[Problem]:
Check every line below for the word "только" and copy the ones that have it.

Data extracted from a collection

______________________________

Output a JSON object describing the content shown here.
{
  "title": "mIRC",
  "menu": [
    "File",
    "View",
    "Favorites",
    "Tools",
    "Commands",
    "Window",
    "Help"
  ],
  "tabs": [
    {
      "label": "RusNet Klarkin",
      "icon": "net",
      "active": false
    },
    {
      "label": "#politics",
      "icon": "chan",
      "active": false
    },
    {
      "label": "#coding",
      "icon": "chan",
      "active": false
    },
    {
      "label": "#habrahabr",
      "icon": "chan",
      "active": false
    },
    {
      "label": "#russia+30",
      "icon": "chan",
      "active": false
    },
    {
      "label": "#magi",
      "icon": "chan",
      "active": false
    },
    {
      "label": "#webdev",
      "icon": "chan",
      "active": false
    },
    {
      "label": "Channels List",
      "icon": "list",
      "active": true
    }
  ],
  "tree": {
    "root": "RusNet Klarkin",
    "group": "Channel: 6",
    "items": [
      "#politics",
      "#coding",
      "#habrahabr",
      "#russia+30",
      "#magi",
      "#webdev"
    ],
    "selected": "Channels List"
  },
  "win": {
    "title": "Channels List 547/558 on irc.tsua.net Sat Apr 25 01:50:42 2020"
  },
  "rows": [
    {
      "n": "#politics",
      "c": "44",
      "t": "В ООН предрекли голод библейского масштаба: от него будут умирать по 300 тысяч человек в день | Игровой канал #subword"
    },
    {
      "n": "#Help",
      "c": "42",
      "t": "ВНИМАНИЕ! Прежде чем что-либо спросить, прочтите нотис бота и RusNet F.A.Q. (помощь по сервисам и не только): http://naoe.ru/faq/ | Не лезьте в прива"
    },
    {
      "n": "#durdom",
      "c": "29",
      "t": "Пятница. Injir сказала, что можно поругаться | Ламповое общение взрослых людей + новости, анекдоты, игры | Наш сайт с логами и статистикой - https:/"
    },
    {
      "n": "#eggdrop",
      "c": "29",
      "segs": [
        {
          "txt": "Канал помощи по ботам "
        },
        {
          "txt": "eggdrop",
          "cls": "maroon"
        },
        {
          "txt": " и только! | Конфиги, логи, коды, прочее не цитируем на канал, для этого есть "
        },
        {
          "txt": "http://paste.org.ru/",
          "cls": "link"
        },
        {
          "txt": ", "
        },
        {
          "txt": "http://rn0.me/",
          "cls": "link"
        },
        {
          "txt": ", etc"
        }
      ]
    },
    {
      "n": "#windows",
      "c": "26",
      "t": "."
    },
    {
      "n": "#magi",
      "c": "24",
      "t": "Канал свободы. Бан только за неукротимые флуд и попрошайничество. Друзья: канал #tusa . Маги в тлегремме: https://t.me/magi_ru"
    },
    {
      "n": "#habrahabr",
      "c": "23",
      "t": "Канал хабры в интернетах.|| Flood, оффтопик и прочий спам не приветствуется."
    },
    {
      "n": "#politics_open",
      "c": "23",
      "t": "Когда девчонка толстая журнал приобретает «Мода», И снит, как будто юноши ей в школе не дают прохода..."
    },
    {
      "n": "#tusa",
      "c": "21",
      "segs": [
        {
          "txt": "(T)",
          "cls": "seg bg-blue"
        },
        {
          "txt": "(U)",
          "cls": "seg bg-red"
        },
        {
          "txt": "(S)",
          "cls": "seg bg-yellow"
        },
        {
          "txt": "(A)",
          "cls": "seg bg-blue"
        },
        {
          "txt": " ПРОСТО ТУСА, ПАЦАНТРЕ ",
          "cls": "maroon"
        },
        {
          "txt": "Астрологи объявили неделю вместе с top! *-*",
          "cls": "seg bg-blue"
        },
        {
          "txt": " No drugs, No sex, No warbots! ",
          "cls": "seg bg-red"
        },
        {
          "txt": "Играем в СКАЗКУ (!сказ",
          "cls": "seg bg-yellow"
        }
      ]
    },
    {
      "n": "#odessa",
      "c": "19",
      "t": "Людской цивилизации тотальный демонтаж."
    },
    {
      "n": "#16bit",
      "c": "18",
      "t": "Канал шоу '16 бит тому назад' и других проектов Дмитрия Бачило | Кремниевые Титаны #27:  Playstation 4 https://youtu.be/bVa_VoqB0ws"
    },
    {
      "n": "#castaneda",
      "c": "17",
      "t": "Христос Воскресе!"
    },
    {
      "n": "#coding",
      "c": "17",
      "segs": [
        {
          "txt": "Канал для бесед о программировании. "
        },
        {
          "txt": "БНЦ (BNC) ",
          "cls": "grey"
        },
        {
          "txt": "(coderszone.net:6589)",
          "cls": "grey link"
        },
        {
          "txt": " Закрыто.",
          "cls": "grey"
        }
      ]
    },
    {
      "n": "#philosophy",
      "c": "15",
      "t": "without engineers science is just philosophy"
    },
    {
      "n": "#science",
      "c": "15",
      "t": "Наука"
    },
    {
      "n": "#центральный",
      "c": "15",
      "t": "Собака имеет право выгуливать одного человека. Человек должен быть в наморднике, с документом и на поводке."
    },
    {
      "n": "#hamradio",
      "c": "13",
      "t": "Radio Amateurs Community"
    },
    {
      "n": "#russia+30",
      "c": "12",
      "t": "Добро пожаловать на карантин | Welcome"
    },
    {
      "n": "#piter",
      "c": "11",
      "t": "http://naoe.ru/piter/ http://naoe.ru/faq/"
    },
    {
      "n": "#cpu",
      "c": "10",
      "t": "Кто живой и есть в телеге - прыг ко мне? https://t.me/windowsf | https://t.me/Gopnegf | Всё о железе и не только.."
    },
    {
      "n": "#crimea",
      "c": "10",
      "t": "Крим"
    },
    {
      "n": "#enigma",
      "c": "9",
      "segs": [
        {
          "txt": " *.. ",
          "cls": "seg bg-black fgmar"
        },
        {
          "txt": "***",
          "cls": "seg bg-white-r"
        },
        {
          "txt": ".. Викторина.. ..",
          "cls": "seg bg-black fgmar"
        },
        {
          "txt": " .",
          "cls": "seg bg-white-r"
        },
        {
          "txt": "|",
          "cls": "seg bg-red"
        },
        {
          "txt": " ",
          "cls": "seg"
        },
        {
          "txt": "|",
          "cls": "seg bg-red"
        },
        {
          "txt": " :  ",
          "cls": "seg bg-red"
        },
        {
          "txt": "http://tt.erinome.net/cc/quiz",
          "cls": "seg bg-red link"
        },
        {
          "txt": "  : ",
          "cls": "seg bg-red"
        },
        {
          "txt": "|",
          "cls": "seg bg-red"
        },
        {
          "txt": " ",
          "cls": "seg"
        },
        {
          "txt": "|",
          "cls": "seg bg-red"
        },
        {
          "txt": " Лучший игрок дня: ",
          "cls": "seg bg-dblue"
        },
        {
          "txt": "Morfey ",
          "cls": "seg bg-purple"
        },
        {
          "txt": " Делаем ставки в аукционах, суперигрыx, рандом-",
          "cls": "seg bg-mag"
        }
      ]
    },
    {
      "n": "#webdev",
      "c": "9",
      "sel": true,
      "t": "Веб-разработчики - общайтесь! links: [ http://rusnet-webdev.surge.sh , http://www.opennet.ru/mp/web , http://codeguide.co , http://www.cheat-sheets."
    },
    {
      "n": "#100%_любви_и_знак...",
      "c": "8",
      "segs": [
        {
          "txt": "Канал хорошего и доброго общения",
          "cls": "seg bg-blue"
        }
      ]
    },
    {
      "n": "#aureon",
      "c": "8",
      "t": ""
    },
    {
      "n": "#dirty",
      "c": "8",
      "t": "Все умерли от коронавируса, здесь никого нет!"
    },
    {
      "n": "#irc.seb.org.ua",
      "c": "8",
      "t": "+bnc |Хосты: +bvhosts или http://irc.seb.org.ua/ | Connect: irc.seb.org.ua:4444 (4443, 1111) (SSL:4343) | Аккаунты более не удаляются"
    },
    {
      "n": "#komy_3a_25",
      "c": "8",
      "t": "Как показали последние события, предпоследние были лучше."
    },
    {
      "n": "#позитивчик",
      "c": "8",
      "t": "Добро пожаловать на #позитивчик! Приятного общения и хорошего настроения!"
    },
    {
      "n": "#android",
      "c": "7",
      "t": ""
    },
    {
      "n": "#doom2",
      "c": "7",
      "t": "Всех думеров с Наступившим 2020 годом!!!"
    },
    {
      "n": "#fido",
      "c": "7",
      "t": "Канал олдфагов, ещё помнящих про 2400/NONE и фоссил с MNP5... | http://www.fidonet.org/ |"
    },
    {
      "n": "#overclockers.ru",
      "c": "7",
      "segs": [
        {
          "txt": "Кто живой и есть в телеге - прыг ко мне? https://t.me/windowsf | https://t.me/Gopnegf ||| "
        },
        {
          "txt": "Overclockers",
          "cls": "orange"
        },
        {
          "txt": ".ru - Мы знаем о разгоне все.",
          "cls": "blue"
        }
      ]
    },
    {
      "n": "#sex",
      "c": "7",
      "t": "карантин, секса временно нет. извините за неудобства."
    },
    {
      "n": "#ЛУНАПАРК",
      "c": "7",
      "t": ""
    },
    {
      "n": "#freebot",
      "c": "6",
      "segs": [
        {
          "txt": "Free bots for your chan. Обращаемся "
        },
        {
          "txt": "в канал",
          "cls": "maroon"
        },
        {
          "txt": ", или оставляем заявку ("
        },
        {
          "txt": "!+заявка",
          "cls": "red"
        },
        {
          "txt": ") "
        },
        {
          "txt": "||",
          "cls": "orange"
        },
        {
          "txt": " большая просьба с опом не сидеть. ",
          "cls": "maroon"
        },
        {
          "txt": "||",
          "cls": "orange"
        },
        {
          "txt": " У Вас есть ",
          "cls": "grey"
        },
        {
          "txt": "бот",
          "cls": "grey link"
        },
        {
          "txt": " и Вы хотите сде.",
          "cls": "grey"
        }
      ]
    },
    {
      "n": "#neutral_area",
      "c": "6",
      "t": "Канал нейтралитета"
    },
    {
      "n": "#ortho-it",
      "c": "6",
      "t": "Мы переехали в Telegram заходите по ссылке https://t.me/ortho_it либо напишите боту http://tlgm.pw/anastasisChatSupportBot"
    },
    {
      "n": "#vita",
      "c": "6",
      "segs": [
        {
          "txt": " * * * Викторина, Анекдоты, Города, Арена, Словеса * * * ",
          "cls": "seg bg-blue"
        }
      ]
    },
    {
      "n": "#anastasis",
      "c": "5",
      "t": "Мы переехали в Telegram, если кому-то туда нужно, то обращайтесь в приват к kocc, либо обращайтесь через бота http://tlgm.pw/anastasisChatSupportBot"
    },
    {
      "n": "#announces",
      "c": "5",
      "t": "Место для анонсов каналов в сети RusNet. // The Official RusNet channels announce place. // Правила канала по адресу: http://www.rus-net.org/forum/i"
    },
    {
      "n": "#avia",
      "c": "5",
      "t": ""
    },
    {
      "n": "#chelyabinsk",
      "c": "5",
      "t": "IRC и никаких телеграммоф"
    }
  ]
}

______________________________

[Result of the task]:
      "t": "ВНИМАНИЕ! Прежде чем что-либо спросить, прочтите нотис бота и RusNet F.A.Q. (помощь по сервисам и не только): http://naoe.ru/faq/ | Не лезьте в прива"
          "txt": " и только! | Конфиги, логи, коды, прочее не цитируем на канал, для этого есть "
      "t": "Канал свободы. Бан только за неукротимые флуд и попрошайничество. Друзья: канал #tusa . Маги в тлегремме: https://t.me/magi_ru"
      "t": "Кто живой и есть в телеге - прыг ко мне? https://t.me/windowsf | https://t.me/Gopnegf | Всё о железе и не только.."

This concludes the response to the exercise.